(AVAILABLE RECORDS Opens)

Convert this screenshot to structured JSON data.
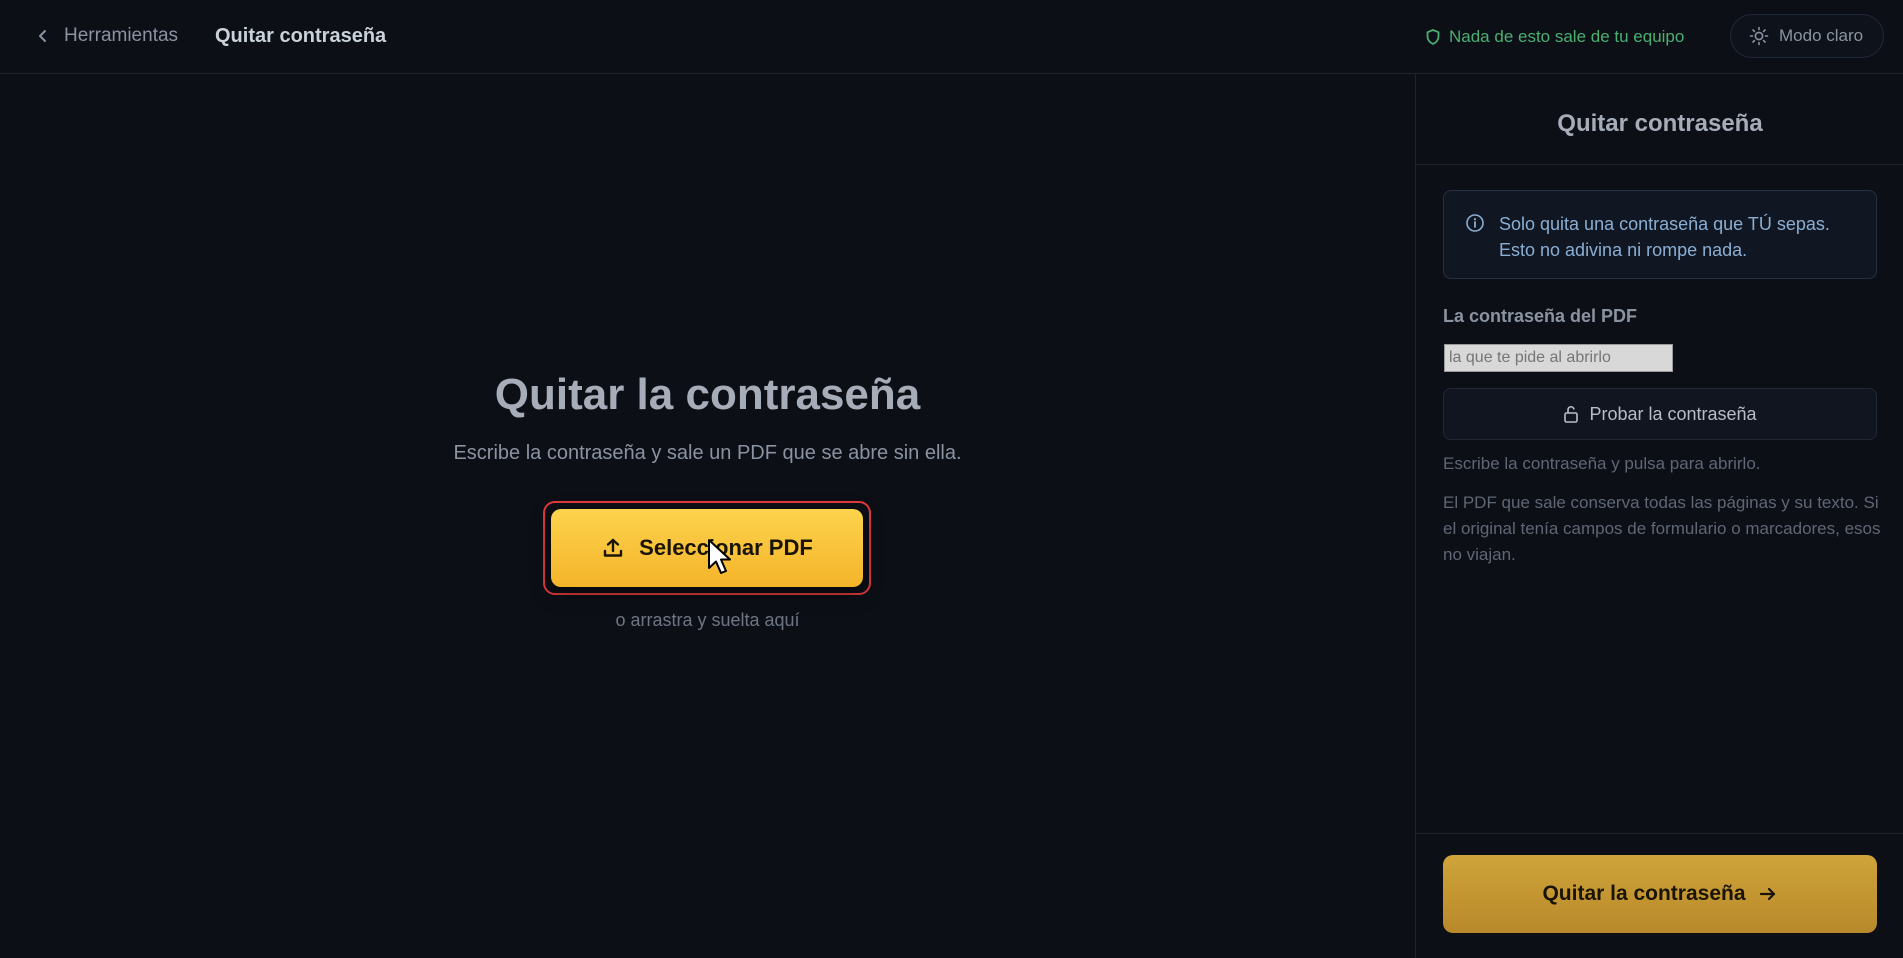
{
  "header": {
    "back_label": "Herramientas",
    "title": "Quitar contraseña",
    "privacy_note": "Nada de esto sale de tu equipo",
    "theme_toggle_label": "Modo claro"
  },
  "main": {
    "title": "Quitar la contraseña",
    "subtitle": "Escribe la contraseña y sale un PDF que se abre sin ella.",
    "select_button_label": "Seleccionar PDF",
    "drop_hint": "o arrastra y suelta aquí"
  },
  "panel": {
    "title": "Quitar contraseña",
    "info_text_line1": "Solo quita una contraseña que TÚ sepas.",
    "info_text_line2": "Esto no adivina ni rompe nada.",
    "password_label": "La contraseña del PDF",
    "password_placeholder": "la que te pide al abrirlo",
    "password_value": "",
    "test_button_label": "Probar la contraseña",
    "hint_line": "Escribe la contraseña y pulsa para abrirlo.",
    "note": "El PDF que sale conserva todas las páginas y su texto. Si el original tenía campos de formulario o marcadores, esos no viajan.",
    "submit_label": "Quitar la contraseña"
  },
  "colors": {
    "accent": "#f4b42a",
    "privacy_green": "#4caf72",
    "info_blue": "#8aaed3",
    "highlight_red": "#e23b3b"
  },
  "icons": {
    "back": "chevron-left-icon",
    "privacy": "shield-icon",
    "theme": "sun-icon",
    "upload": "upload-icon",
    "info": "info-circle-icon",
    "test": "unlock-icon",
    "submit": "arrow-right-icon",
    "pointer": "mouse-pointer-icon"
  }
}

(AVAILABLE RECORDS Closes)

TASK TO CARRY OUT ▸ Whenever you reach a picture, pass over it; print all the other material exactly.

WRITTEN RESPONSE ▸
Convert this screenshot to structured JSON data.
{
  "header": {
    "back_label": "Herramientas",
    "title": "Quitar contraseña",
    "privacy_note": "Nada de esto sale de tu equipo",
    "theme_toggle_label": "Modo claro"
  },
  "main": {
    "title": "Quitar la contraseña",
    "subtitle": "Escribe la contraseña y sale un PDF que se abre sin ella.",
    "select_button_label": "Seleccionar PDF",
    "drop_hint": "o arrastra y suelta aquí"
  },
  "panel": {
    "title": "Quitar contraseña",
    "info_text_line1": "Solo quita una contraseña que TÚ sepas.",
    "info_text_line2": "Esto no adivina ni rompe nada.",
    "password_label": "La contraseña del PDF",
    "password_placeholder": "la que te pide al abrirlo",
    "password_value": "",
    "test_button_label": "Probar la contraseña",
    "hint_line": "Escribe la contraseña y pulsa para abrirlo.",
    "note": "El PDF que sale conserva todas las páginas y su texto. Si el original tenía campos de formulario o marcadores, esos no viajan.",
    "submit_label": "Quitar la contraseña"
  },
  "colors": {
    "accent": "#f4b42a",
    "privacy_green": "#4caf72",
    "info_blue": "#8aaed3",
    "highlight_red": "#e23b3b"
  },
  "icons": {
    "back": "chevron-left-icon",
    "privacy": "shield-icon",
    "theme": "sun-icon",
    "upload": "upload-icon",
    "info": "info-circle-icon",
    "test": "unlock-icon",
    "submit": "arrow-right-icon",
    "pointer": "mouse-pointer-icon"
  }
}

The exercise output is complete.